_TASK DESCRIPTION_
In the records that follow, how many lines contain the word "время"? Give only that figure.

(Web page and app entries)
Segment Open
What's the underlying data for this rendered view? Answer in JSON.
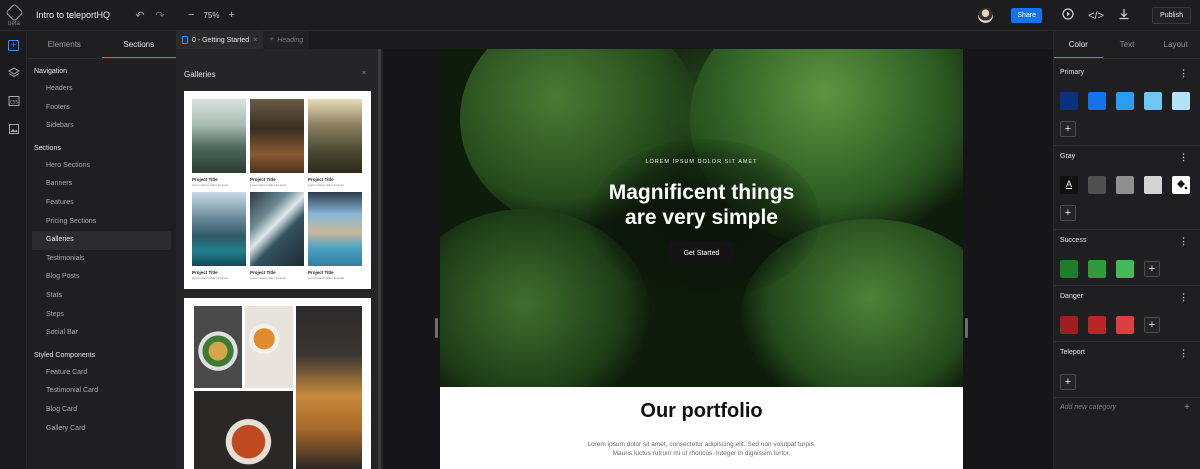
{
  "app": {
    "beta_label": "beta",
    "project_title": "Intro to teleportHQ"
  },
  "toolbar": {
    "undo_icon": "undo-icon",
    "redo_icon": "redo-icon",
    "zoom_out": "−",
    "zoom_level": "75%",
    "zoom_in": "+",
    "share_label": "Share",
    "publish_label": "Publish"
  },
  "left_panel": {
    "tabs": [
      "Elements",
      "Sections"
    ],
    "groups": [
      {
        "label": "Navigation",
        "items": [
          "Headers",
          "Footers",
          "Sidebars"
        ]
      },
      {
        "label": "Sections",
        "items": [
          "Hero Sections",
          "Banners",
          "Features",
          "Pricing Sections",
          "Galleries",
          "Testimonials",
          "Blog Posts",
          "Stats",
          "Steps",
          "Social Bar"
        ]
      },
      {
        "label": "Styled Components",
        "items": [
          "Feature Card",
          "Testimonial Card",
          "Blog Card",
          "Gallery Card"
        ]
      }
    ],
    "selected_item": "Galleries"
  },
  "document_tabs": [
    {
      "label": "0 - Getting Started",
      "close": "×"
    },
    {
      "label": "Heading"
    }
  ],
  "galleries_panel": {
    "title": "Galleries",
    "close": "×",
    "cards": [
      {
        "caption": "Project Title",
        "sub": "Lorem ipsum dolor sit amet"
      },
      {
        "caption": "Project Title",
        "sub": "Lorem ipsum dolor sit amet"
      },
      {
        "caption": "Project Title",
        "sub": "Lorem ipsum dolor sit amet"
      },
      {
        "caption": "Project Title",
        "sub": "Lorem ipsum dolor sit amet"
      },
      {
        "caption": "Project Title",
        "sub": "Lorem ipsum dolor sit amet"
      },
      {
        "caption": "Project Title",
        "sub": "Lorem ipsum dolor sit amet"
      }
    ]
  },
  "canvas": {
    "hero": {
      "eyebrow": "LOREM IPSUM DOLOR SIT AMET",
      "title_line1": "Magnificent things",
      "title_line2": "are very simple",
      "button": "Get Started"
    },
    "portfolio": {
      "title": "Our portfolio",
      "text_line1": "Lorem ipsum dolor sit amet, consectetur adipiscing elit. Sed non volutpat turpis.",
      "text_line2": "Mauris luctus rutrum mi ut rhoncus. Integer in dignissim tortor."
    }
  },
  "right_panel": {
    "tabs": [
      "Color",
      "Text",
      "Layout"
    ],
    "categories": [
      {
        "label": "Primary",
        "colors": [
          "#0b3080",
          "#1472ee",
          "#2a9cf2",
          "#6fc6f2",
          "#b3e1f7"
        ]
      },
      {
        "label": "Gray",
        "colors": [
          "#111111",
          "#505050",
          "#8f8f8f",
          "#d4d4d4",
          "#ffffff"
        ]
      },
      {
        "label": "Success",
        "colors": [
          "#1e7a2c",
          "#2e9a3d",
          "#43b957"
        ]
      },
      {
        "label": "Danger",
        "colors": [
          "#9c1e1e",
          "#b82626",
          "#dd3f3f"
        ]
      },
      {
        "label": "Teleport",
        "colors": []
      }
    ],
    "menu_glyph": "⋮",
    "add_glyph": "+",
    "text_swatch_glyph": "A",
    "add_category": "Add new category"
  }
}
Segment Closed
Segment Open
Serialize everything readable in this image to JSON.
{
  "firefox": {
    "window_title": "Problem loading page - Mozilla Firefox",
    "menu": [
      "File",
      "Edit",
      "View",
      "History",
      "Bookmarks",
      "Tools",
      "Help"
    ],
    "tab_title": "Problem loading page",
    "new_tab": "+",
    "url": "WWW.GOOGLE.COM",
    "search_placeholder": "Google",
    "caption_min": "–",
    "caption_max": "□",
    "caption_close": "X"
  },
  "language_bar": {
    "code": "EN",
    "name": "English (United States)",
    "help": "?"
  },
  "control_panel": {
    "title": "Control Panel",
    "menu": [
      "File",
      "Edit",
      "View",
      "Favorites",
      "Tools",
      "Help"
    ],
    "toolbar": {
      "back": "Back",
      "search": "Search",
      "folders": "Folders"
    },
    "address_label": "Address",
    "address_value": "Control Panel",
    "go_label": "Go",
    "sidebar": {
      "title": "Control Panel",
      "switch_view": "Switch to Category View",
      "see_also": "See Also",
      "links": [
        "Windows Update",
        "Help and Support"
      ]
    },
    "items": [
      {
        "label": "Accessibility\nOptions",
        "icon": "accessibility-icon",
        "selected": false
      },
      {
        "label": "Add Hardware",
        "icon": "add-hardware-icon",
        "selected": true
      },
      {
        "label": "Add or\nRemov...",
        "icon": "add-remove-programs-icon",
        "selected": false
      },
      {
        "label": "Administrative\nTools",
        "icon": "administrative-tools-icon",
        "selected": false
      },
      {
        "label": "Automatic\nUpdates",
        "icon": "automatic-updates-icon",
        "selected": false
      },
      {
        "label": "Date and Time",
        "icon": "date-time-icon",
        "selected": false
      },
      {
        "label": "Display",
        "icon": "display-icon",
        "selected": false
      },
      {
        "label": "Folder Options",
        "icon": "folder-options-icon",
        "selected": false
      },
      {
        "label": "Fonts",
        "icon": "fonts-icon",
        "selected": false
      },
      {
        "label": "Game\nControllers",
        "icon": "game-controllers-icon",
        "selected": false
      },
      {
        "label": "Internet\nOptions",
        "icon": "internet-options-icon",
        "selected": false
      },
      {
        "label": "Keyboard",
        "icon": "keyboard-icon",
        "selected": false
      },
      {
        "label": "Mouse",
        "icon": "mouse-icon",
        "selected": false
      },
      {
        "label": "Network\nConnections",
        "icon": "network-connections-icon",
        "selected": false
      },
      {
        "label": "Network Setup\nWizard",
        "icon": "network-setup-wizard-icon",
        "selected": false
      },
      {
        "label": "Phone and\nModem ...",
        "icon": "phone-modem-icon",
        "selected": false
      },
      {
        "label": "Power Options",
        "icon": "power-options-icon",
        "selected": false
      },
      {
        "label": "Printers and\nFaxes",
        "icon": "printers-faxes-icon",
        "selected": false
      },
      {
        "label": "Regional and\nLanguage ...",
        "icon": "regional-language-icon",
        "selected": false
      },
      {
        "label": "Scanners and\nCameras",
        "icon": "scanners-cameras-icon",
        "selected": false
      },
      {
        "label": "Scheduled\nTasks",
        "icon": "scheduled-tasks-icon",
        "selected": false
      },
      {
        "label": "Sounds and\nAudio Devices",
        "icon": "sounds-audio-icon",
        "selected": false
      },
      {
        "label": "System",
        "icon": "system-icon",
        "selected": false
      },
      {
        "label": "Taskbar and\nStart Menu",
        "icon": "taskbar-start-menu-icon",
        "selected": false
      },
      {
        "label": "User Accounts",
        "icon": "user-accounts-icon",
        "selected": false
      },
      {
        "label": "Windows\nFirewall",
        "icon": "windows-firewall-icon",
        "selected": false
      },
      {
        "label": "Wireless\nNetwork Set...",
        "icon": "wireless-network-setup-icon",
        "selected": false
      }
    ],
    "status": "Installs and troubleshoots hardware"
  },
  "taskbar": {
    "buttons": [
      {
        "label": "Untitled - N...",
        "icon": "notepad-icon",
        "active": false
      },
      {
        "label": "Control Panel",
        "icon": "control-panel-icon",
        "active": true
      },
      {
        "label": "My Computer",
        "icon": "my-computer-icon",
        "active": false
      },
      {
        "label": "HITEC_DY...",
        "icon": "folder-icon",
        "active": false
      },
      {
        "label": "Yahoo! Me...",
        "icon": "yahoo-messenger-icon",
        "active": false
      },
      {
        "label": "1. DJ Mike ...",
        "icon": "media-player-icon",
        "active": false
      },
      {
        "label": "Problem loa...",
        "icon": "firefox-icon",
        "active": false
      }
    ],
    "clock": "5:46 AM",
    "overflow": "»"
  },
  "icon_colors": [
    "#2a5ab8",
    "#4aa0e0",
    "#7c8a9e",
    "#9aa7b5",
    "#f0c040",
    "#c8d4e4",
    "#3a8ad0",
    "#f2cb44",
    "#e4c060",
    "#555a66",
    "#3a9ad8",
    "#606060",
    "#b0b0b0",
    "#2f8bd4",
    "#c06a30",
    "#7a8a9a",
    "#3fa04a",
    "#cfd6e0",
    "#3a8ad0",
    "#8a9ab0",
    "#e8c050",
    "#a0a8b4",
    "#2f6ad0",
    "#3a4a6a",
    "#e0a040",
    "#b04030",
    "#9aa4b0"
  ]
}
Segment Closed
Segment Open
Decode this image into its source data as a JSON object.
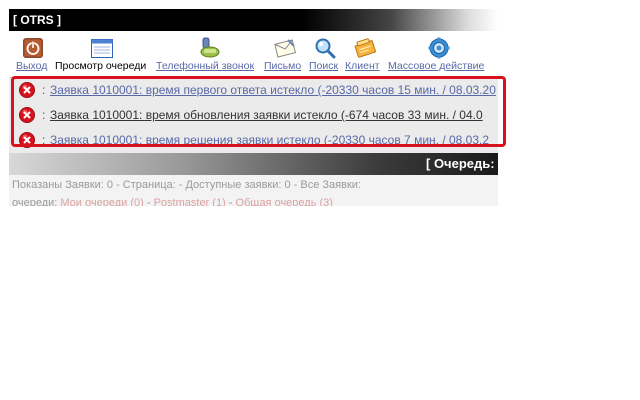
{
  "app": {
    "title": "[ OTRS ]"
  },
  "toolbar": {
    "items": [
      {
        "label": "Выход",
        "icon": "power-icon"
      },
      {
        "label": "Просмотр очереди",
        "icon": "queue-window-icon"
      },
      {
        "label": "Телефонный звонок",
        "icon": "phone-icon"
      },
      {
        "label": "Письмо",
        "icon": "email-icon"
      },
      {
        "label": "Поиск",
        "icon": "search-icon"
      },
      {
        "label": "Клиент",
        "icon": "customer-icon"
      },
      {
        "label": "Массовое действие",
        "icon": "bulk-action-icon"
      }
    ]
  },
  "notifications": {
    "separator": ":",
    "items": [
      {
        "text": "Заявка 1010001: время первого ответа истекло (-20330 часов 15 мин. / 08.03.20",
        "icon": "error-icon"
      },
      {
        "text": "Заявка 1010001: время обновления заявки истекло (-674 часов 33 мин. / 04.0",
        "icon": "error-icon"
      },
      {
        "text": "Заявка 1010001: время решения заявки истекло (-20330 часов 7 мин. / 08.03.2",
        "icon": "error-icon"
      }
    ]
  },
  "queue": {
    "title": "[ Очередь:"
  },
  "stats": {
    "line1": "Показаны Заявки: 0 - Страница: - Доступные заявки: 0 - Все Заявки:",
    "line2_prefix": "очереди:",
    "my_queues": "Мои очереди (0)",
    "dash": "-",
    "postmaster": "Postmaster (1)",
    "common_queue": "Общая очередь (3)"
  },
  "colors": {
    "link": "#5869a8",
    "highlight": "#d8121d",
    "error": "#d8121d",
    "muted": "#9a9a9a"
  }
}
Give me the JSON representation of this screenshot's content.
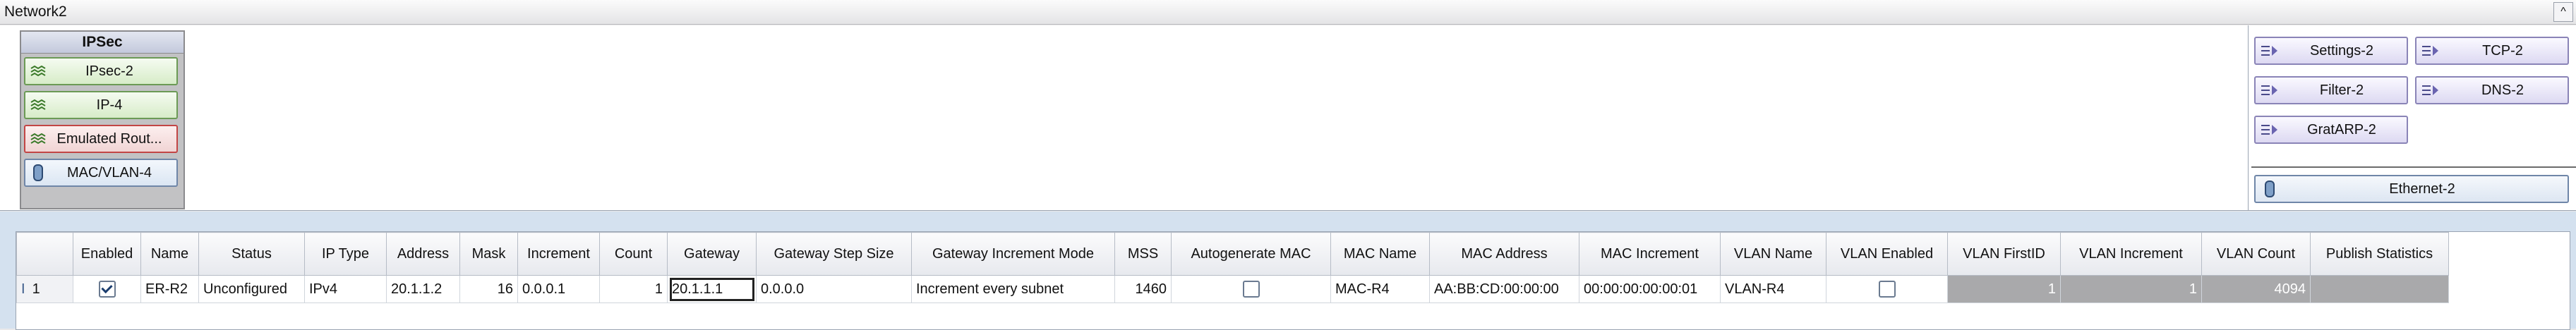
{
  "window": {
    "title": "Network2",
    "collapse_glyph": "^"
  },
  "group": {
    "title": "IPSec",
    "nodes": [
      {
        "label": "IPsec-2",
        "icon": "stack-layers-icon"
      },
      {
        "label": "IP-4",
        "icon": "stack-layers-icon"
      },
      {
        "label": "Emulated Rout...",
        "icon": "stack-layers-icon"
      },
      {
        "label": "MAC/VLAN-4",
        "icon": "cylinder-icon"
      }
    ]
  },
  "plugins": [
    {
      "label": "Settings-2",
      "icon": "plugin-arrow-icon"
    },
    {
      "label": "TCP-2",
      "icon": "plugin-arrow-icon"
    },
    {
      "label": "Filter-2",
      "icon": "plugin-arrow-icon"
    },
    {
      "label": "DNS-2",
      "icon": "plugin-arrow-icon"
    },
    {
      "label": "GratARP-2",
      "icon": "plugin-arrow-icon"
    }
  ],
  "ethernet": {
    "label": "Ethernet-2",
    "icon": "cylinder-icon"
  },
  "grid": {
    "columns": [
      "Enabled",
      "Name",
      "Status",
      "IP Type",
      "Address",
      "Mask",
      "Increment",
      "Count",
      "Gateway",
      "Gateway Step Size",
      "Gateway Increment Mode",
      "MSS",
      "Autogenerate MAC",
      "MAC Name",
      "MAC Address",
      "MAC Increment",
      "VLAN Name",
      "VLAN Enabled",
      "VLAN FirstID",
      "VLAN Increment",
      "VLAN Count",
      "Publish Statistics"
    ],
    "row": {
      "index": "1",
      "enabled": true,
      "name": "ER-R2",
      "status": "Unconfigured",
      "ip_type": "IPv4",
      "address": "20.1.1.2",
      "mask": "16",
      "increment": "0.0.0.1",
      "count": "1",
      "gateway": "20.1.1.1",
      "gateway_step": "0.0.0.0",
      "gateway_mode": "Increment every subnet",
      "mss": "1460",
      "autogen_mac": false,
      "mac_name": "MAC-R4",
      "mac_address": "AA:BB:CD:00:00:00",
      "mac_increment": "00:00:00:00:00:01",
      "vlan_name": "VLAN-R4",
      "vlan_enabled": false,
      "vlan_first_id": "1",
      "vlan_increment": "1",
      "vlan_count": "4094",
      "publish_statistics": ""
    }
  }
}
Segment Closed
_RESPONSE TO THIS TASK_
3